Yaz, a popular birth control pill marketed by Bayer, has been named in thousands of lawsuits over its alleged association with blood clots, heart attacks and strokes. In recent years, Bayer has agreed to pay billions of dollars to settle Yaz lawsuits and other claims involving its Yasmin birth control pill.
Bernstein Liebhard LLP provides legal assistance to individuals who have harmed by prescription drug side effects, including those allegedly associated with Yaz. To learn more, please call (888) 994-5118 to contact a member of our legal staff.
In 2009, all federally-filed Yaz lawsuits, as well as product liability claims involving Bayer’s Yasmin birth control pill, were centralized in the U.S. District Court, Southern District of Illinois. (MDL 2100 – Yasmin and YAZ (Drospirenone) Marketing, Sales Practices and Products Liability Litigation) Plaintiffs allege that Bayer:
In March 2014, the company announced that it would pay $57 million to settle more than 1,200 lawsuits filed on behalf of women who suffered arterial blood clots allegedly related to the use of Yaz and Yasmin.
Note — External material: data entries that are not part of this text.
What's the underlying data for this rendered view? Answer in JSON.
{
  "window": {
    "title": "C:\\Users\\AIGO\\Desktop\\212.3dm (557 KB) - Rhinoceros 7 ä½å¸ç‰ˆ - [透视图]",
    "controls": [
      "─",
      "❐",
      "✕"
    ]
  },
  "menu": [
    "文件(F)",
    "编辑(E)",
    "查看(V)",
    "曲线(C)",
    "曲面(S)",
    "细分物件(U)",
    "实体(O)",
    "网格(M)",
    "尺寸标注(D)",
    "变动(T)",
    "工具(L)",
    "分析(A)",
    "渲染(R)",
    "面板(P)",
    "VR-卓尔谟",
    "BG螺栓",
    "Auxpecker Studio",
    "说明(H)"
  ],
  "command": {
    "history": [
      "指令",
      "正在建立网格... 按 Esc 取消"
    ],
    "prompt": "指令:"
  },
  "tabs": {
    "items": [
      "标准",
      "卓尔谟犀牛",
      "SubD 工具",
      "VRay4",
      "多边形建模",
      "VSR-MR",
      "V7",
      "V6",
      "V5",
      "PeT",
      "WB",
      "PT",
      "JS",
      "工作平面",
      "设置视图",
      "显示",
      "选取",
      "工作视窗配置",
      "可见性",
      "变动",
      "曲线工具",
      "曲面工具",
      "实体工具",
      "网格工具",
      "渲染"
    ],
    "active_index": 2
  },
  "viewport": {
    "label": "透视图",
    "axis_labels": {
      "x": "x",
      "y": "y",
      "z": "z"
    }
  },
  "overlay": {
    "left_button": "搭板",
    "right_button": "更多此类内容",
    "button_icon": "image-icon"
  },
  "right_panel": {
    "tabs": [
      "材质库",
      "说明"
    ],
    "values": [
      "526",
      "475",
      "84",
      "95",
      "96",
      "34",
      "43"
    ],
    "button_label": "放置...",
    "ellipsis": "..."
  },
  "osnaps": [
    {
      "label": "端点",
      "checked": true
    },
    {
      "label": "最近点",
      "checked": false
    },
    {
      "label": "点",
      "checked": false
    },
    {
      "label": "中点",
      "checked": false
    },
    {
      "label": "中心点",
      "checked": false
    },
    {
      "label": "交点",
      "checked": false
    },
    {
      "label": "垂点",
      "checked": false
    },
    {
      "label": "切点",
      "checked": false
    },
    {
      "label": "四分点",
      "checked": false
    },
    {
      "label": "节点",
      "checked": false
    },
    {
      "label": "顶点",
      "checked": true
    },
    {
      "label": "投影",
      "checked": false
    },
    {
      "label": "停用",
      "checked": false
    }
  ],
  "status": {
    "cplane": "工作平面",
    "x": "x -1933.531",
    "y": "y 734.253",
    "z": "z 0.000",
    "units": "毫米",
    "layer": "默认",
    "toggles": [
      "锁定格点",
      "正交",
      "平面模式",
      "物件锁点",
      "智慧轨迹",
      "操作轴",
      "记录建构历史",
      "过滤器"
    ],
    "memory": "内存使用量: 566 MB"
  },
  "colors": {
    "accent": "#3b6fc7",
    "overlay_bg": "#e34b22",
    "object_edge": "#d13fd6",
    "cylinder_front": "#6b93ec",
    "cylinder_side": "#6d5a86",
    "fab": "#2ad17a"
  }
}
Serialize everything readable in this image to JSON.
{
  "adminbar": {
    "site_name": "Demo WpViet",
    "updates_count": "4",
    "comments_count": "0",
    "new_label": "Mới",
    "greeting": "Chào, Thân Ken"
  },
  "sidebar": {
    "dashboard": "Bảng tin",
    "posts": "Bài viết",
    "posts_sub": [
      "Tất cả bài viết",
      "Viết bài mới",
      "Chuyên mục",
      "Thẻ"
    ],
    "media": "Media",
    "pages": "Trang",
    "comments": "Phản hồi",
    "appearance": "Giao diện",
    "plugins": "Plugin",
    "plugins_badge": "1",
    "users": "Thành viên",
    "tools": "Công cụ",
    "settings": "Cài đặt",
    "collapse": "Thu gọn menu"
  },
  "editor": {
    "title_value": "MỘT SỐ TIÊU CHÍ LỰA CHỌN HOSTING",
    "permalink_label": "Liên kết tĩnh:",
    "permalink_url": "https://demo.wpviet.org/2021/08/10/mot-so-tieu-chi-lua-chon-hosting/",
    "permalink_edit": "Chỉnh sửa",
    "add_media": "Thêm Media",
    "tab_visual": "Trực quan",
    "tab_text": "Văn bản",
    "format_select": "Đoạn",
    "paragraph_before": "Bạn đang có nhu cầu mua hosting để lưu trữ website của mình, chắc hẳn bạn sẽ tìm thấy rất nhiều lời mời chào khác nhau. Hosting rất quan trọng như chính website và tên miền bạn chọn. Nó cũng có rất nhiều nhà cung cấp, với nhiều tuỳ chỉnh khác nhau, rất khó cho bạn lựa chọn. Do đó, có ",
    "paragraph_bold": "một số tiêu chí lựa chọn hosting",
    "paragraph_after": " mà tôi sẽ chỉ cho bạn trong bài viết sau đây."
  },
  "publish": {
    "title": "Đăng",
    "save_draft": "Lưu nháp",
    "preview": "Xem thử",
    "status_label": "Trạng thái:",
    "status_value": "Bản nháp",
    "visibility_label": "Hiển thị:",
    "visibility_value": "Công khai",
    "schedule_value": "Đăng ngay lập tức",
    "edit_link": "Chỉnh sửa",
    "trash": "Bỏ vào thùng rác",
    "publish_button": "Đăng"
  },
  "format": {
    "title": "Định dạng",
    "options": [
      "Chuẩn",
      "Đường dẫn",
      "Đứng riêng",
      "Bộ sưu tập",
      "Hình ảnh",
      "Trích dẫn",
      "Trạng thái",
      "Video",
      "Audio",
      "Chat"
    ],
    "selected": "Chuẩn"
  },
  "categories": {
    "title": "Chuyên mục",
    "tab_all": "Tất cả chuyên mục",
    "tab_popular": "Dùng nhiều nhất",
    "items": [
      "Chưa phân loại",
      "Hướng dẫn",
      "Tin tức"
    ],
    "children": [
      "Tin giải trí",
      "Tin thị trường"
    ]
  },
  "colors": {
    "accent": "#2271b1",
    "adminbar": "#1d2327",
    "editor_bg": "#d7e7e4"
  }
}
Several months earlier, Bayer agreed to pay $2 billion to resolve 8,200 cases over the drugs’ alleged association with venous blood clots, including pulmonary embolism and deep vein thrombosis. The company had also struck a $24 million settlement to resolve Yaz and Yasmin gallbladder claims. Read More
Yaz was brought to market in 2006, and contains a new-generation progestin called drospirenone. Drospirenone has been associated with a condition called hyperkalemia, which is the result of increased blood potassium levels. According to Yaz lawsuits, hyperkalemia can cause heart problems and other serious side effects. Women with -existing kidney, liver and adrenal disease could be particularly at vulnerable.
In 2012, the U.S. Food & Drug Administration (FDA) updated the prescribing information for Yaz and other oral contraceptives that contain drospirenone, after a review found that these drugs might be more likely to cause dangerous blood clots, including pulmonary embolism and deep vein thrombosis, compared to other birth control pills. The FDA warning followed a review of several epidemiological studies, including one funded by the agency that reported a three-fold increased risk of blood clots in women taking drospirenone. Read More
The consumer group, Public Citizen, has included Yaz and other drugs containing drospirenone on its “do not use” list because they “can cause increased blood levels of potassium and (are) no more effective than other oral contraceptives in preventing pregnancy.” Other groups argue that the labeling for Yaz should include a stronger “black box warning” regarding its potential association with blood clots. Read More
You may be eligible to file a Yaz lawsuit if you or loved one used this birth control pill and suffered any of the following complications:
To arrange for a free review of your case, please call (888) 994-5118.
Get the latest news and litigation updates about this case by following us on Facebook. Click the "Like" button below.